=== Records supplied ===
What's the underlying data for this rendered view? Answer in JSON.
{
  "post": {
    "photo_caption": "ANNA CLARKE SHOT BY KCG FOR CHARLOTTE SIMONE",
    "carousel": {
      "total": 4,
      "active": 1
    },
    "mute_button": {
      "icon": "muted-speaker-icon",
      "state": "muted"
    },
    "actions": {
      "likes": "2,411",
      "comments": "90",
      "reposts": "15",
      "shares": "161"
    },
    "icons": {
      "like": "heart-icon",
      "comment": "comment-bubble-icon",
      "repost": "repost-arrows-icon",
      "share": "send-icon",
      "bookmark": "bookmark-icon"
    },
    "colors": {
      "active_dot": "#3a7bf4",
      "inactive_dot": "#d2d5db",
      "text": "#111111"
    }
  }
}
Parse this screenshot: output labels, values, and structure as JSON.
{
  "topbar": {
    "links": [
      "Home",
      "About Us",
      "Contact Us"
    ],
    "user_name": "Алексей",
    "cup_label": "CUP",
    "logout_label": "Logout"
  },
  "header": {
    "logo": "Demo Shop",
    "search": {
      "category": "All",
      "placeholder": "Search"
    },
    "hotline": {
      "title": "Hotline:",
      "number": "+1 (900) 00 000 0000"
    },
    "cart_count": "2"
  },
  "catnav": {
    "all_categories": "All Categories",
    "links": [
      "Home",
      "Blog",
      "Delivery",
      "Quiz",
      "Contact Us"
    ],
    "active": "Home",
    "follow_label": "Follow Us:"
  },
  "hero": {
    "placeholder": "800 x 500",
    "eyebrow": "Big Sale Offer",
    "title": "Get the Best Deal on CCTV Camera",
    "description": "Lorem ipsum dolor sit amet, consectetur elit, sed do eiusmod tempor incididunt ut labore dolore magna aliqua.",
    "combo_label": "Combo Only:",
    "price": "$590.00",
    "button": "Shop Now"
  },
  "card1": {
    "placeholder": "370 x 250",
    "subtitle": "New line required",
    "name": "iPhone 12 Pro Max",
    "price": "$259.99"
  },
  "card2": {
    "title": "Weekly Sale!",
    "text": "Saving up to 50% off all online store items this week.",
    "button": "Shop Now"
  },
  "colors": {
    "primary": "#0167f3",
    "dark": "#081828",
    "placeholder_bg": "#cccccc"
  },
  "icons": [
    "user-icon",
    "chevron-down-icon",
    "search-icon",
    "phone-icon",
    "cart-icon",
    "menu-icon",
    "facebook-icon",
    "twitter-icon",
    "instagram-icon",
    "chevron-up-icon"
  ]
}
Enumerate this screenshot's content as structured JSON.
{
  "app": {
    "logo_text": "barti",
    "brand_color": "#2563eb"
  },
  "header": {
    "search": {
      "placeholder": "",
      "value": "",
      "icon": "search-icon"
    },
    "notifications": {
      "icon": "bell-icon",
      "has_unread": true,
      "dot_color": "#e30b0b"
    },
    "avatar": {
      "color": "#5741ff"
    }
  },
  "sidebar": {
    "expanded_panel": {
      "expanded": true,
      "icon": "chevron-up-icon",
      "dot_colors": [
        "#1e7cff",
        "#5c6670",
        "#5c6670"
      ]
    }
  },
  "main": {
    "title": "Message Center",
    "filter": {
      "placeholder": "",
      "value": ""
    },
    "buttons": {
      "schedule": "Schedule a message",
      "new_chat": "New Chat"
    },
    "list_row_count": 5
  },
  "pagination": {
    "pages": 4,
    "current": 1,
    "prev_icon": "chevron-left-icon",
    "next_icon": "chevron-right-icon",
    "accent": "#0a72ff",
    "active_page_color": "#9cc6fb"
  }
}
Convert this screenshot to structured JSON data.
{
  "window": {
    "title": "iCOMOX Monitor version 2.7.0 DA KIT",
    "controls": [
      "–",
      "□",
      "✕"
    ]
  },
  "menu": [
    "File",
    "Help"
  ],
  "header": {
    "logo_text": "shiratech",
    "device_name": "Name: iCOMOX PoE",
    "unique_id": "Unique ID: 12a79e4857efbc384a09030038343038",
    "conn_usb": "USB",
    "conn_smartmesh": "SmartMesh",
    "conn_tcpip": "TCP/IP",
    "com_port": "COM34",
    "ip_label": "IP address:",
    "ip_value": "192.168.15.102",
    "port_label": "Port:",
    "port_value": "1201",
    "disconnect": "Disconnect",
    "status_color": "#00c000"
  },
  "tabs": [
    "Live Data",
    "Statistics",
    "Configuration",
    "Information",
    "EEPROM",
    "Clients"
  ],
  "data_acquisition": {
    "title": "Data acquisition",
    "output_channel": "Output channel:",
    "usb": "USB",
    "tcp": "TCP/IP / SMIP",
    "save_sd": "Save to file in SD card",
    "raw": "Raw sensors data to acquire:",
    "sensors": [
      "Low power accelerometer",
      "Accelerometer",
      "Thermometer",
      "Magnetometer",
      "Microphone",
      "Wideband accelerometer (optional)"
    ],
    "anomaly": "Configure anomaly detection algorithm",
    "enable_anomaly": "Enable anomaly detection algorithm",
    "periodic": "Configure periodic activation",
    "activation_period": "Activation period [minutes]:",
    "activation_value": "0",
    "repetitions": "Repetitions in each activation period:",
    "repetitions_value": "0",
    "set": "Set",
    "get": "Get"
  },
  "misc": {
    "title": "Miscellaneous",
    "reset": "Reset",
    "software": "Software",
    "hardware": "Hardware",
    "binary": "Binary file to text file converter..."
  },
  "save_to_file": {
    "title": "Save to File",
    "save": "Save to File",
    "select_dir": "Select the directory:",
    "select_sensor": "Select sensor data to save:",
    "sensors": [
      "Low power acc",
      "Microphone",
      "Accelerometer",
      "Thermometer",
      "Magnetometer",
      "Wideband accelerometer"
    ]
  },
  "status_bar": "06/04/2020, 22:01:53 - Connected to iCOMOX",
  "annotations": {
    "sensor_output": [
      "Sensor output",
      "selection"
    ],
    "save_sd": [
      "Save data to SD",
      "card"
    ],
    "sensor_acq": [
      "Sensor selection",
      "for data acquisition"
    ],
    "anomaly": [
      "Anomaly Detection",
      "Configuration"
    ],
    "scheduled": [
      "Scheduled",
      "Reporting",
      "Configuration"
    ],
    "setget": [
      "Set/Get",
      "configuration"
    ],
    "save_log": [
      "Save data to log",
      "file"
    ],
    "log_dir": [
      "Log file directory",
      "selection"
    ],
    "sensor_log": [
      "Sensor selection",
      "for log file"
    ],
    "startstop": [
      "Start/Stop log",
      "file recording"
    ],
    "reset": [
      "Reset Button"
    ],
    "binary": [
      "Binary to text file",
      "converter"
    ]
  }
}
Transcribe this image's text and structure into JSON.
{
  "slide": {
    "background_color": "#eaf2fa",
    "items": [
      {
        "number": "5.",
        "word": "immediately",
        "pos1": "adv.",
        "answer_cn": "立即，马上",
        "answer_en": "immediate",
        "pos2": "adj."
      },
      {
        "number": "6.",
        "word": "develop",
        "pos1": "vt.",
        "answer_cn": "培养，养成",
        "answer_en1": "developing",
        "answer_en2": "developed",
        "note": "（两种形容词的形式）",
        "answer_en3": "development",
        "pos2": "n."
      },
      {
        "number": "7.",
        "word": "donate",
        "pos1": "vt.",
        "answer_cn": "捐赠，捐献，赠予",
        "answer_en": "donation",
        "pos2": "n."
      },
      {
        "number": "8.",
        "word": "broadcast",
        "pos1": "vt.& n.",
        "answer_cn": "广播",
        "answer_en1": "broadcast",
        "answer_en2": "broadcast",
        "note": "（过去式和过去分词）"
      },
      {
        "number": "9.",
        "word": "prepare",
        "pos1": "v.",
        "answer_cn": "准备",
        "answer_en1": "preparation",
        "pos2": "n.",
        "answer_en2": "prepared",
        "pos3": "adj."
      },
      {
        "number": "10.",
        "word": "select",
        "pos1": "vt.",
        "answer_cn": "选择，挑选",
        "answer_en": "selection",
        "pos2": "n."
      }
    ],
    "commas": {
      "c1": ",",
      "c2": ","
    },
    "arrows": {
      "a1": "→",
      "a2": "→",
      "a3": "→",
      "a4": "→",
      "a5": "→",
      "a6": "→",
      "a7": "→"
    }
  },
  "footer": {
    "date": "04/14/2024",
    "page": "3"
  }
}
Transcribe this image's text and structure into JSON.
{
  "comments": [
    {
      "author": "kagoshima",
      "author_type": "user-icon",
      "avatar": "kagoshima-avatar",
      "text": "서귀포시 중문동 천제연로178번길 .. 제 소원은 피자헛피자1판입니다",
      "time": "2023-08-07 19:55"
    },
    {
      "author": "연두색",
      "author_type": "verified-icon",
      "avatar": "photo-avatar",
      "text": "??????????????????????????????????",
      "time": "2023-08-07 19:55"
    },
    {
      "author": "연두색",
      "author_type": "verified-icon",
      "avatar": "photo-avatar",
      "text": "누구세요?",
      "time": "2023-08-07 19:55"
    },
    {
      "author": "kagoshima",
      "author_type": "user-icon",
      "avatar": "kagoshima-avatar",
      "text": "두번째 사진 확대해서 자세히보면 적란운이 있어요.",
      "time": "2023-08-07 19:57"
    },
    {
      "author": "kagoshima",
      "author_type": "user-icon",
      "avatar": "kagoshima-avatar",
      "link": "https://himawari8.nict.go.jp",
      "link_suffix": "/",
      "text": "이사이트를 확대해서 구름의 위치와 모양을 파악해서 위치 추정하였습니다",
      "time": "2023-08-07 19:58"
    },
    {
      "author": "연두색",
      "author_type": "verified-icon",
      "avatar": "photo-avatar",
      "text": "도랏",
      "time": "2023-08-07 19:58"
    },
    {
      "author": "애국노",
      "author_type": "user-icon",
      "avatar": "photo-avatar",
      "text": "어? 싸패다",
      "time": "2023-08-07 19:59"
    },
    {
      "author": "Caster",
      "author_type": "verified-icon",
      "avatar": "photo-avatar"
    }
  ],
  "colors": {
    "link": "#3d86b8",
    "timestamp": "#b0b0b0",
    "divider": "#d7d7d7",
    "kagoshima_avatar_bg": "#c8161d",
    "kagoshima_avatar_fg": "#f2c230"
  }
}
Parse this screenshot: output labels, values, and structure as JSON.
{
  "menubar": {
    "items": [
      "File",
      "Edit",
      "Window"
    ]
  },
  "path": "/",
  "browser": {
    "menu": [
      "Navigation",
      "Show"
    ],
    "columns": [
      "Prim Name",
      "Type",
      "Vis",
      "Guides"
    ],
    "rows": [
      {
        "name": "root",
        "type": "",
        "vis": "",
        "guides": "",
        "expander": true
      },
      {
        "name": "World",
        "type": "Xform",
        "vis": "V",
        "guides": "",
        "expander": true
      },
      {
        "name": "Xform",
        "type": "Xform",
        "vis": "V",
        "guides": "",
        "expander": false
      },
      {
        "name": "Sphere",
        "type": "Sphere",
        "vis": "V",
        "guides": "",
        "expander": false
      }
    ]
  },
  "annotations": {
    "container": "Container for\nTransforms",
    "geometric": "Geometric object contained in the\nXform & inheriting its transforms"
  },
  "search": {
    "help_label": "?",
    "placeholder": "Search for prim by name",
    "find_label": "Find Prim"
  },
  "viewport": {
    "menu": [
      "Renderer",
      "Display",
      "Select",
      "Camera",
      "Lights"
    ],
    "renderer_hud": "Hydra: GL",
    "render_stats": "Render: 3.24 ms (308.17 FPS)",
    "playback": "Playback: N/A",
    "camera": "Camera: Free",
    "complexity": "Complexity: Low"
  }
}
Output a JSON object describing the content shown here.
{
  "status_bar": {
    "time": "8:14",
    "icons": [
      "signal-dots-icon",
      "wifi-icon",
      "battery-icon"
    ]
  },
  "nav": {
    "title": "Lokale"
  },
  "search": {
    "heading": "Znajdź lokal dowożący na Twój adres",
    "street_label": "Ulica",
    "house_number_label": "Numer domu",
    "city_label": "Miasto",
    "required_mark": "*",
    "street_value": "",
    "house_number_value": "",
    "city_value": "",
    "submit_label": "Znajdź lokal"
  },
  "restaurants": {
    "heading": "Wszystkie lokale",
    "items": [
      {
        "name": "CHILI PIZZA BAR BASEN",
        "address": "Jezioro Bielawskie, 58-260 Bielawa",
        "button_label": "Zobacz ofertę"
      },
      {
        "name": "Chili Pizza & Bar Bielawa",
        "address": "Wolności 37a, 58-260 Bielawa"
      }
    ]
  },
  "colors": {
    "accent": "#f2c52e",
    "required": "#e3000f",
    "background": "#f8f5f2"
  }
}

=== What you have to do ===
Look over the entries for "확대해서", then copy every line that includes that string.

=== Result ===
      "text": "두번째 사진 확대해서 자세히보면 적란운이 있어요.",
      "text": "이사이트를 확대해서 구름의 위치와 모양을 파악해서 위치 추정하였습니다",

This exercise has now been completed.